BEGIN
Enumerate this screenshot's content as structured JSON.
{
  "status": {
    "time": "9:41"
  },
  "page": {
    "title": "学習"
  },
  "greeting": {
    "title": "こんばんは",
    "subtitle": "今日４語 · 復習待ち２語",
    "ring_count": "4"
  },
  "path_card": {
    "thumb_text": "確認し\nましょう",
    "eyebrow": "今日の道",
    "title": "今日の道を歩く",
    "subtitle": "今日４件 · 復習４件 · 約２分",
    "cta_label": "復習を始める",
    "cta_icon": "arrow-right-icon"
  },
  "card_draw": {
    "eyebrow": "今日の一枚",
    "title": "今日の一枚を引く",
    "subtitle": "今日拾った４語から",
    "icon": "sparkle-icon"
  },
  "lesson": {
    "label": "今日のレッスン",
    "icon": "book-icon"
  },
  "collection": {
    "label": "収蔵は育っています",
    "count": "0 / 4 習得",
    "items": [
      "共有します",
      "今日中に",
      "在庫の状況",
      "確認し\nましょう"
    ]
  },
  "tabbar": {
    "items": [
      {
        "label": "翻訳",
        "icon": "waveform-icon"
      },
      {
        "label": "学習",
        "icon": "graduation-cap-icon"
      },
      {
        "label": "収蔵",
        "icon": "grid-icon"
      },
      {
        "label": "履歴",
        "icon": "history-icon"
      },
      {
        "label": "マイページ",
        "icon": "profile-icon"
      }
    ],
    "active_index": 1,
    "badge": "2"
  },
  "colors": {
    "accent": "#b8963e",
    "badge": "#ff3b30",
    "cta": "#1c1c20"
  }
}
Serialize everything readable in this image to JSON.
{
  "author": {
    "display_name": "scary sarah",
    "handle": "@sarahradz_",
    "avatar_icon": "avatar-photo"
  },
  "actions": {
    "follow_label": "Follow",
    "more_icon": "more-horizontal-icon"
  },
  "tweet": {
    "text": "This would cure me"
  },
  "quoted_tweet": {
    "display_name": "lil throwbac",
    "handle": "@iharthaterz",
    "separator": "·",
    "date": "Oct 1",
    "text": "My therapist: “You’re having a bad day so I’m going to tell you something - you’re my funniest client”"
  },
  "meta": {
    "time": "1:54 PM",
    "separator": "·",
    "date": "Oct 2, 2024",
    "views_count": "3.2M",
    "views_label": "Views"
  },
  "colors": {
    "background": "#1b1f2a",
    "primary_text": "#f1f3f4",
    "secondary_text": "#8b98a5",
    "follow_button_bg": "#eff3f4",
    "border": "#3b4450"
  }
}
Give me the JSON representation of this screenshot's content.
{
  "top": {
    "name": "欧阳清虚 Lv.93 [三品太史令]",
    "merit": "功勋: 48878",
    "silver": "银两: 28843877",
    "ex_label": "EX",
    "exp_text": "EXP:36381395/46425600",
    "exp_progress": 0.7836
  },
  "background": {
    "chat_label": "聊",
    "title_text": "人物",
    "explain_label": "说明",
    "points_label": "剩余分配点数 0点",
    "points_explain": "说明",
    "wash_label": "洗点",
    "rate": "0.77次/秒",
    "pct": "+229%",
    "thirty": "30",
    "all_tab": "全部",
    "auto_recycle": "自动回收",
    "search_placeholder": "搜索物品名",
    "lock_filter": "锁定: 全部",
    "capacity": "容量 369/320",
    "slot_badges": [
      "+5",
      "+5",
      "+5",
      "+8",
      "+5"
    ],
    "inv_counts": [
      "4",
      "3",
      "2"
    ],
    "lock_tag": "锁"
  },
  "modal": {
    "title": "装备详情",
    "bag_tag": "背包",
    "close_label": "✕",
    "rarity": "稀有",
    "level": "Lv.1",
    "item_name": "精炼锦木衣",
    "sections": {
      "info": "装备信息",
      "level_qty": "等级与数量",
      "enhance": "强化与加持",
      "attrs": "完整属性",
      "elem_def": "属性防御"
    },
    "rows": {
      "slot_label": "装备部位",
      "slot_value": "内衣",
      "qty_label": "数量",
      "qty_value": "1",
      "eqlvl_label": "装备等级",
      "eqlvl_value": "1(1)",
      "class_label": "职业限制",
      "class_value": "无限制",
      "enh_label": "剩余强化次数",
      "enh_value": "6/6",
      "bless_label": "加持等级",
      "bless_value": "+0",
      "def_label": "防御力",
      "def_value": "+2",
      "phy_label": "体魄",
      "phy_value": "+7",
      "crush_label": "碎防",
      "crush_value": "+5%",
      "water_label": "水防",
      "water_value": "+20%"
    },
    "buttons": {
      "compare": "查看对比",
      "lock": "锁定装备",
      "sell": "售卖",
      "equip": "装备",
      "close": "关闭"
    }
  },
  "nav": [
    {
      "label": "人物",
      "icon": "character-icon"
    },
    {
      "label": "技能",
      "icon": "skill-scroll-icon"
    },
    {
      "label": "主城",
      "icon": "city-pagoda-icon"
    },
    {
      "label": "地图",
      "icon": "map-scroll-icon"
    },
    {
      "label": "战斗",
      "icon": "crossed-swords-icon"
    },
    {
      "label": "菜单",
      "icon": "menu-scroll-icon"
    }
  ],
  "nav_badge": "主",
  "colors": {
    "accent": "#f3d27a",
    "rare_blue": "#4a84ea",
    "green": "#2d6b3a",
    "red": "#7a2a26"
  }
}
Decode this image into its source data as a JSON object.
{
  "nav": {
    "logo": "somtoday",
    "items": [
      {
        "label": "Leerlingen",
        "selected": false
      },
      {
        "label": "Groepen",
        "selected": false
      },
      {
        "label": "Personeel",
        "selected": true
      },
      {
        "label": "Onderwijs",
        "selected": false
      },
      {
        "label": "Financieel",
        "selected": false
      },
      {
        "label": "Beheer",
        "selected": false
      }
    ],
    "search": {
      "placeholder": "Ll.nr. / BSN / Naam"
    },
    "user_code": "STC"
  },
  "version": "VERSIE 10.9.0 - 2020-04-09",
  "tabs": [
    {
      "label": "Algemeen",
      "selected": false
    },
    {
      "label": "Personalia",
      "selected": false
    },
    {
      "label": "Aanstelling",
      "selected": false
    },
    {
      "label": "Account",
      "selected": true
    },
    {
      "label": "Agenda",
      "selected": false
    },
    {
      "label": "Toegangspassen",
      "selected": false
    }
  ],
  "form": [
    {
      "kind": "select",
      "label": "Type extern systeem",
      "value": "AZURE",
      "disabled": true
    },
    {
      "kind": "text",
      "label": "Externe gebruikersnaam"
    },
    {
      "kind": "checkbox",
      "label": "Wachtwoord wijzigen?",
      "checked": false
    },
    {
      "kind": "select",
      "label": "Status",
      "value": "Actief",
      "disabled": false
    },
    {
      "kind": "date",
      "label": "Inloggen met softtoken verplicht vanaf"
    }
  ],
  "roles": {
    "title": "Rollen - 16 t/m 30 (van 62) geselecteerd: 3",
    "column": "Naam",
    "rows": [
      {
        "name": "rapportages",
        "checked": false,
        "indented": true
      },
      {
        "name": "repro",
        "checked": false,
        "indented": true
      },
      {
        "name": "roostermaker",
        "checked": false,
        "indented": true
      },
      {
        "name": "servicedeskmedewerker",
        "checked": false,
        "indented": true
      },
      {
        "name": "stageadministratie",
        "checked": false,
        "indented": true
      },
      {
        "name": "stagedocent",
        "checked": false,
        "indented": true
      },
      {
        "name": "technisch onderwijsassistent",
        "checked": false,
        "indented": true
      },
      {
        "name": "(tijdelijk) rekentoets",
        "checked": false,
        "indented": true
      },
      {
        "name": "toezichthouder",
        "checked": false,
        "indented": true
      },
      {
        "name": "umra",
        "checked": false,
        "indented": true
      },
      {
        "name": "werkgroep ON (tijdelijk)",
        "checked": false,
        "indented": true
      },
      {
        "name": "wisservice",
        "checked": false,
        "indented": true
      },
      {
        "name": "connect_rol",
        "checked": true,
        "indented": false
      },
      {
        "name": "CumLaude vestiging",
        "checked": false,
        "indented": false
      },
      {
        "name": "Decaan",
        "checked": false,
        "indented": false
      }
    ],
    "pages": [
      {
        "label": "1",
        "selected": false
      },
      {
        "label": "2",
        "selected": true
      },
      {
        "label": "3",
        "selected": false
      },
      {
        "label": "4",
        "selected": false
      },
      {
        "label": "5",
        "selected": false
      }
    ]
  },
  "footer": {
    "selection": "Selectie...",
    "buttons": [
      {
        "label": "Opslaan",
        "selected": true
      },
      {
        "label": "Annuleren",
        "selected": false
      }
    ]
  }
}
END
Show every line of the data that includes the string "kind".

      "kind": "select",
      "kind": "text",
      "kind": "checkbox",
      "kind": "select",
      "kind": "date",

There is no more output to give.